(PROBLEM): If a line below contains the string "children", return that line.

Component data from apps and pages:
=== Begin Enclosure ===

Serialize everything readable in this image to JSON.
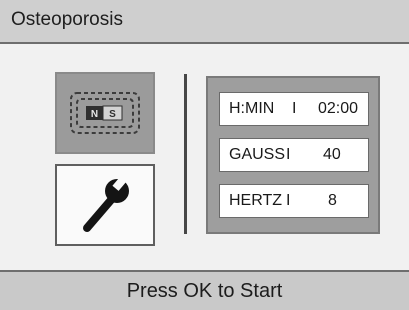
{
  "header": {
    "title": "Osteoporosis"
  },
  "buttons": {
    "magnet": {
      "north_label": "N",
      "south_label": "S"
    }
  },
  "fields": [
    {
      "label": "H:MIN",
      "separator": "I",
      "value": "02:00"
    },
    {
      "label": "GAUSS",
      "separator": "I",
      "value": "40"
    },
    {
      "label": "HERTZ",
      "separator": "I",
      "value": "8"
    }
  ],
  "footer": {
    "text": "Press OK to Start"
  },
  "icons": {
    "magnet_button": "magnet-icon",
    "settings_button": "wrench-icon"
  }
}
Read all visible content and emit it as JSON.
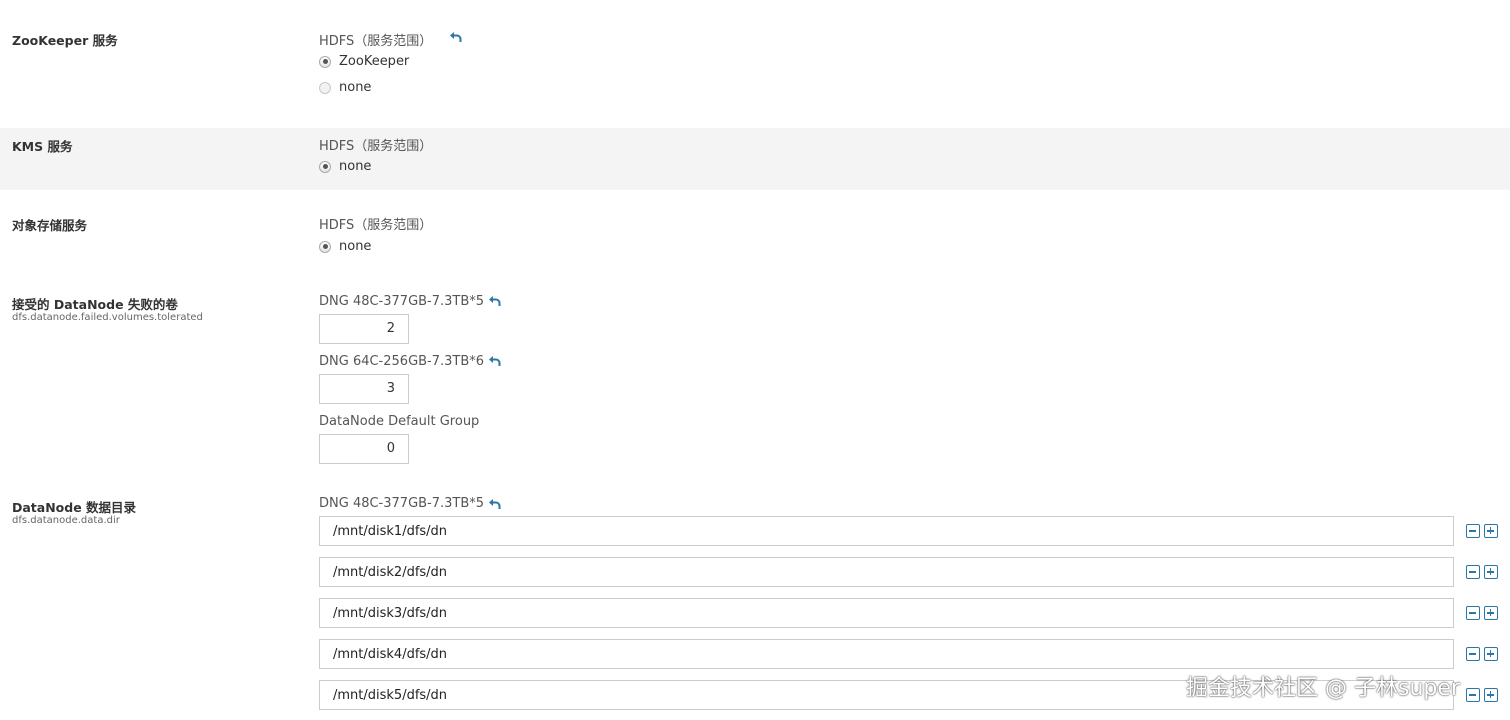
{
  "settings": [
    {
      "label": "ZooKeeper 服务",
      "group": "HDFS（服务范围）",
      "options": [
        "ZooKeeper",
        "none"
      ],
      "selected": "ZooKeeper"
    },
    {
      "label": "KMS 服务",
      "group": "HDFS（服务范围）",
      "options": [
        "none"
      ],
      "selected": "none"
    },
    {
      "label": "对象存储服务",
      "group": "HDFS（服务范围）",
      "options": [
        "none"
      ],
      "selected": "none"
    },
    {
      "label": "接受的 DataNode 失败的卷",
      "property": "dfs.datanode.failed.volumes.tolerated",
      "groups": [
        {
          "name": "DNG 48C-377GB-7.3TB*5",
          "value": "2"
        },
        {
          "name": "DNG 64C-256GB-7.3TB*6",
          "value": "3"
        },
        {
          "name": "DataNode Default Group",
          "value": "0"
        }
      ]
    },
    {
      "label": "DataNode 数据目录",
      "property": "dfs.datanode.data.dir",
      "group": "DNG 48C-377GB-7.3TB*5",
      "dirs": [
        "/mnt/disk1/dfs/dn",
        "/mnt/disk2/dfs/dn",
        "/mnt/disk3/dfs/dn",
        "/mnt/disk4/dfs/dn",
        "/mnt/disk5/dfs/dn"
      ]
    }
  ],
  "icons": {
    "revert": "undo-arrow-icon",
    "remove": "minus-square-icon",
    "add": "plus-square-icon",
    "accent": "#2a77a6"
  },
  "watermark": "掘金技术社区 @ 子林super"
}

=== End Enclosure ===
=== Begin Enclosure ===

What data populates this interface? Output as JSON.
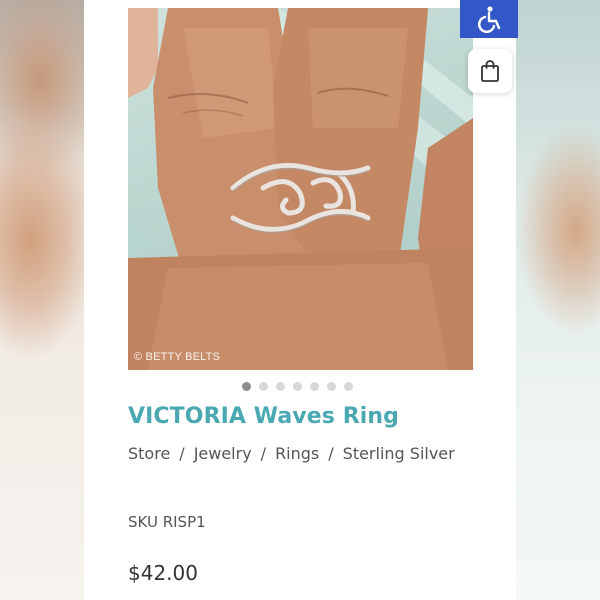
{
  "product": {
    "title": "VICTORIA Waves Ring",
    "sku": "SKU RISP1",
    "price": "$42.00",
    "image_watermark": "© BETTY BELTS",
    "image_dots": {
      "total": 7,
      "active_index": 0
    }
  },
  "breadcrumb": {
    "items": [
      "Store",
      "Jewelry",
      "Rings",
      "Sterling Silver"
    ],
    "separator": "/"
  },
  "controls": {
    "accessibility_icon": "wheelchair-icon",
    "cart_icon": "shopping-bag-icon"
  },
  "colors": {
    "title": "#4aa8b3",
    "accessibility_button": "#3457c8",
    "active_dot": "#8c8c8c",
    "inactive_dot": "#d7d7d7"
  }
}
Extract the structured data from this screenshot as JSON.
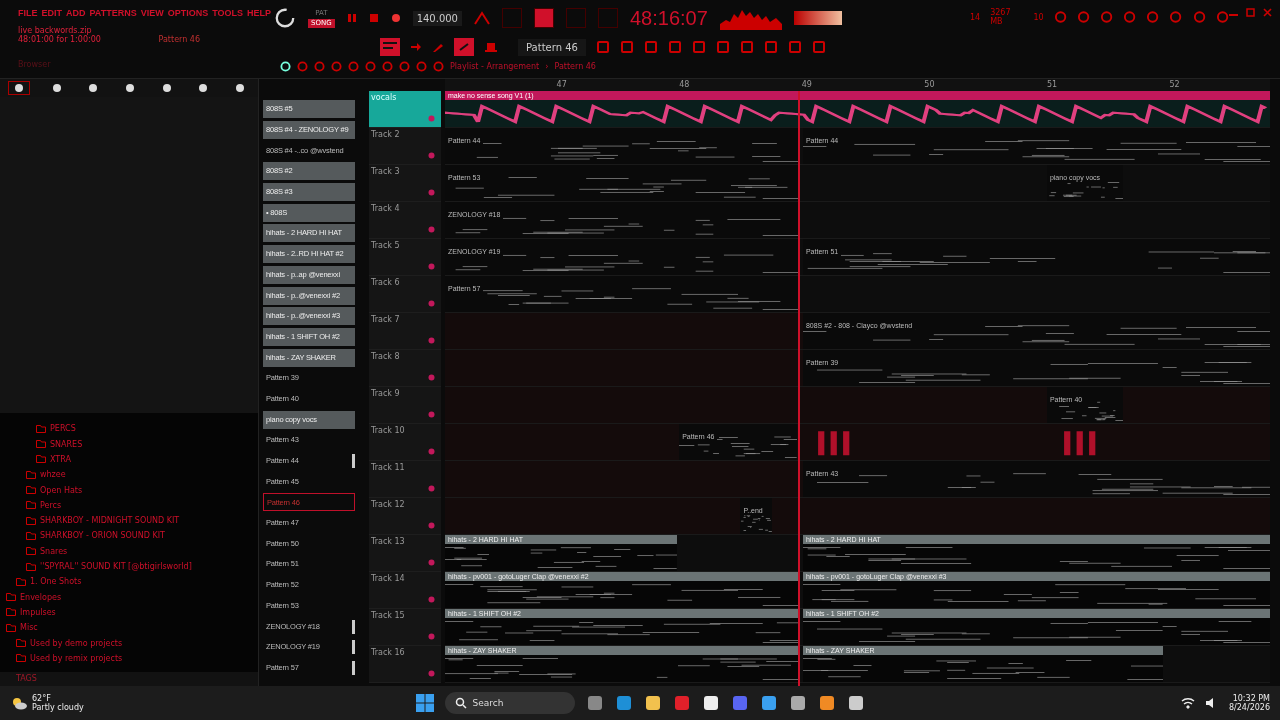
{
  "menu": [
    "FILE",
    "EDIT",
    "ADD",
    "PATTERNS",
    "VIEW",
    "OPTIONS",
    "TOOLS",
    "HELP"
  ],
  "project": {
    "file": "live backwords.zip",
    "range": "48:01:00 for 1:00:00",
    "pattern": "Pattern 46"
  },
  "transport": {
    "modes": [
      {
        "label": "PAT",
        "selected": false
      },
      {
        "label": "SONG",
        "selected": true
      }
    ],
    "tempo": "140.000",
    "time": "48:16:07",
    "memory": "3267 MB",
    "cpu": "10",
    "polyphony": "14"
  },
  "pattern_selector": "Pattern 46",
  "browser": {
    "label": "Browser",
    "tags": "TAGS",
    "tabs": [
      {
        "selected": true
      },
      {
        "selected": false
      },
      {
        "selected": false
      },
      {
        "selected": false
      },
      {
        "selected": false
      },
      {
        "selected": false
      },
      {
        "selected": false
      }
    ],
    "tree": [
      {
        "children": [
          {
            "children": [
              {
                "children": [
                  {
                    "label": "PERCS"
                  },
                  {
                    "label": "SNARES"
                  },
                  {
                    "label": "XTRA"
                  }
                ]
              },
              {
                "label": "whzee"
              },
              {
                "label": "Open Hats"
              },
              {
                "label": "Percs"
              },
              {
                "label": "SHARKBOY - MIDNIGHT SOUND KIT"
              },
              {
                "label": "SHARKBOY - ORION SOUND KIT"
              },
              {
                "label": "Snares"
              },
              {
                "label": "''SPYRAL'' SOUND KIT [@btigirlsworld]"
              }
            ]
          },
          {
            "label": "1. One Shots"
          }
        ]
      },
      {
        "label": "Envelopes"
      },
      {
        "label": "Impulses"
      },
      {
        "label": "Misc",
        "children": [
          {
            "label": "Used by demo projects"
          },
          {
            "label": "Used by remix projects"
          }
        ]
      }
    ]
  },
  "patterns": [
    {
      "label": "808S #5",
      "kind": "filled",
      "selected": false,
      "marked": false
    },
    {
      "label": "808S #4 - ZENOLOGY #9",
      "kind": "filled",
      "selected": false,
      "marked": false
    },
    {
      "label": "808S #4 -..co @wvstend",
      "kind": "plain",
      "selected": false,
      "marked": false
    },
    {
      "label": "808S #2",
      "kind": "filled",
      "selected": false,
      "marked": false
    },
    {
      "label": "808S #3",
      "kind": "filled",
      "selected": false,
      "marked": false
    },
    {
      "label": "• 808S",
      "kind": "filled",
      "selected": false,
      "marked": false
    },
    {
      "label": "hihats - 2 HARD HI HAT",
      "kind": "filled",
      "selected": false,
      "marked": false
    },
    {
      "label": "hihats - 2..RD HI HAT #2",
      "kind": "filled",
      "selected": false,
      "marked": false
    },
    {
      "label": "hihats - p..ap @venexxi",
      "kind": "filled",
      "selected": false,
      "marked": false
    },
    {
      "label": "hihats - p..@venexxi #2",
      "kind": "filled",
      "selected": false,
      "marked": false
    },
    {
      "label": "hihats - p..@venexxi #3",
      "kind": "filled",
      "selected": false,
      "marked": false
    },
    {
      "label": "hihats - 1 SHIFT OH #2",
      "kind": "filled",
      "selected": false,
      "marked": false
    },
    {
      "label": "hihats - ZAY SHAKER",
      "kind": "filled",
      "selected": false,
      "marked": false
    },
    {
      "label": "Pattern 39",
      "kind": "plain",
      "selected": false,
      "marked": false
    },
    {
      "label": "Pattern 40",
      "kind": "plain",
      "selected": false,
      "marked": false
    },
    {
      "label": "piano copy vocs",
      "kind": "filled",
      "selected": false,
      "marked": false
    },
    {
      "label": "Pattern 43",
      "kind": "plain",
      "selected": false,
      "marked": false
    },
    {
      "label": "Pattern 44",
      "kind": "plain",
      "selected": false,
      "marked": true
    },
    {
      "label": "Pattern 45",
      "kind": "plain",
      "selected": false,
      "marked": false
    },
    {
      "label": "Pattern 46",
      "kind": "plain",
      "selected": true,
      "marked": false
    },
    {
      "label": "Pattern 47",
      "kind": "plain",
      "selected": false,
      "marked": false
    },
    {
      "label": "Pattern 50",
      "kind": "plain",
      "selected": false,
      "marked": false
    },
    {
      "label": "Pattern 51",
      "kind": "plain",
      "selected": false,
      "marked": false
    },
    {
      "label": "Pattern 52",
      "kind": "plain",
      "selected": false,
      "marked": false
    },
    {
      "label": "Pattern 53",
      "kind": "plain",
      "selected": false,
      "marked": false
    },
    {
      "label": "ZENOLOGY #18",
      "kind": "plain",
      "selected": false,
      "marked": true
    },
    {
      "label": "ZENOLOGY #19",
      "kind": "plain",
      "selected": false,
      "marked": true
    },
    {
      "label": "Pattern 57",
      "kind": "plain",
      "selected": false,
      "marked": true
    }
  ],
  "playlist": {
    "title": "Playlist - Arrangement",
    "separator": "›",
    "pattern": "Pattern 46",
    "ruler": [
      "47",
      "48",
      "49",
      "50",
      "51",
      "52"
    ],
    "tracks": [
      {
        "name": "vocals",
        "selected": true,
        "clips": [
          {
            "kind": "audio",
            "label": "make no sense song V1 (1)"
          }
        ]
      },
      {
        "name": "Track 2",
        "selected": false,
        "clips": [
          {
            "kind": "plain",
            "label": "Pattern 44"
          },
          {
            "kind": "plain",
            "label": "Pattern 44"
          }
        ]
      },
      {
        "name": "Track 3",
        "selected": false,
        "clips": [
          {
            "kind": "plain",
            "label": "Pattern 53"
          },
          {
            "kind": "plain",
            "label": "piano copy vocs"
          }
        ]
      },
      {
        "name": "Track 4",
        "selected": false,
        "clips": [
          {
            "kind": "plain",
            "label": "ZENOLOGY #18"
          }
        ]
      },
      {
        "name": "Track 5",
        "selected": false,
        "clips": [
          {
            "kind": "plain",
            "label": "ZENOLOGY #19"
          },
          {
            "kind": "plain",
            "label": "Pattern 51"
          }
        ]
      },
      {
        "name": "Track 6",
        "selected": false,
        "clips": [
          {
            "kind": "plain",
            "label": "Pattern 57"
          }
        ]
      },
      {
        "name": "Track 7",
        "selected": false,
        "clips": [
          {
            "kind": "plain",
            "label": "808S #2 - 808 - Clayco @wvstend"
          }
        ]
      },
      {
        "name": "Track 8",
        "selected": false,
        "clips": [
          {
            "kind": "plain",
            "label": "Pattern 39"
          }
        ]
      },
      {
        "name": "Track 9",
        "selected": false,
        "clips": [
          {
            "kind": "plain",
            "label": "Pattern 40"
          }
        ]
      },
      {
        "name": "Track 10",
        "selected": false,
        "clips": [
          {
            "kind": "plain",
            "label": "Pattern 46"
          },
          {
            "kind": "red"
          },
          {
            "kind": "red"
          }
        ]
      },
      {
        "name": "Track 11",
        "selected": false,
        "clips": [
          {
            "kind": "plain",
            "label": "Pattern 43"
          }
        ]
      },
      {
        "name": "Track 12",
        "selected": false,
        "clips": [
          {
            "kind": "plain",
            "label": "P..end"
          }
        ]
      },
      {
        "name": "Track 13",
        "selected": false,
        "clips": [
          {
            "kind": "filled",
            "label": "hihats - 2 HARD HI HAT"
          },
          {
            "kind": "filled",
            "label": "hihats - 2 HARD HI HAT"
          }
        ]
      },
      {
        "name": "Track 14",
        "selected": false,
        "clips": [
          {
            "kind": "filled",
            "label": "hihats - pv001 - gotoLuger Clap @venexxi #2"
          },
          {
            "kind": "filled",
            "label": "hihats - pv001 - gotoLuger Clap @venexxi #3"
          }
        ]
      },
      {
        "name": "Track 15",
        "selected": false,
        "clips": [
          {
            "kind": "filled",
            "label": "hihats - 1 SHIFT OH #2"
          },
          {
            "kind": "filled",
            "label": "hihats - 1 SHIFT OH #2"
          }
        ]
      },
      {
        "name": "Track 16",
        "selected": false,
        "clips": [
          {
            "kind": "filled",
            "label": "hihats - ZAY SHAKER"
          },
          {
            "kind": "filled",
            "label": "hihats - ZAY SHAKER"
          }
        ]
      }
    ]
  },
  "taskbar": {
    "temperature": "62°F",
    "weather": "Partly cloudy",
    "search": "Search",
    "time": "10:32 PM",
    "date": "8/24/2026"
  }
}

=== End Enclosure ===

(EXERCISE ANSWER):
        "children": [
            "children": [
                "children": [
        "children": [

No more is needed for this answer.